• _To do_: From the listing below, copy each line that contains the word "Enterprise".

Dataset entries section start

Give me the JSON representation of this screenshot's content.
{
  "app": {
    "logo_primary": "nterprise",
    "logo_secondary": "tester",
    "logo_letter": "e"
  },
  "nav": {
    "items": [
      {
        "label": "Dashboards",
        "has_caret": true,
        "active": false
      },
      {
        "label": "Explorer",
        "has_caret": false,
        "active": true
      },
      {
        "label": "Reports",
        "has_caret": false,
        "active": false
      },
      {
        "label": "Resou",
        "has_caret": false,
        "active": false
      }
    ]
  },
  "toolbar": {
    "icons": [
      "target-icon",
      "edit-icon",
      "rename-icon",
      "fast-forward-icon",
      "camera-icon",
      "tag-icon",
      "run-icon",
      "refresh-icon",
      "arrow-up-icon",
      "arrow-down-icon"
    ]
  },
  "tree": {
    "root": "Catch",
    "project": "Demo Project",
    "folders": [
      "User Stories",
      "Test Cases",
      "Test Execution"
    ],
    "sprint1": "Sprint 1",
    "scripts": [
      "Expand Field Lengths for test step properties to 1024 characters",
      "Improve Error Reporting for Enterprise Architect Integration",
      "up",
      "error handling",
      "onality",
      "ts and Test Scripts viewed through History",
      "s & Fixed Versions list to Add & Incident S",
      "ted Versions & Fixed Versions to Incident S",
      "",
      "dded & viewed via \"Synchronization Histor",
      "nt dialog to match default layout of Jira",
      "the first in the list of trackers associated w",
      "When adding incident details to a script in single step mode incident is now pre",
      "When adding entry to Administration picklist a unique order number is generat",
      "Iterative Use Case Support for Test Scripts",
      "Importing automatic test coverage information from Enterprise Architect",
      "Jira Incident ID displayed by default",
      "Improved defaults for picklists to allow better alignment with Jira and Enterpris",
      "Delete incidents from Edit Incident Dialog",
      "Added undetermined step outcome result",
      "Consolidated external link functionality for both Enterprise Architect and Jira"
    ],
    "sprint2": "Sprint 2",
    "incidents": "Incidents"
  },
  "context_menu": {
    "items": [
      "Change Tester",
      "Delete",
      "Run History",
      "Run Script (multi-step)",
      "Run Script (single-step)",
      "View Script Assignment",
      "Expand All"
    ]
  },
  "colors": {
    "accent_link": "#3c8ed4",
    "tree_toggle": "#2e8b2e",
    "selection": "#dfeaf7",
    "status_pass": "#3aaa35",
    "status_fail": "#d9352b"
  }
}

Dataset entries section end

• _Expected answer_:
      "Improve Error Reporting for Enterprise Architect Integration",
      "Importing automatic test coverage information from Enterprise Architect",
      "Consolidated external link functionality for both Enterprise Architect and Jira"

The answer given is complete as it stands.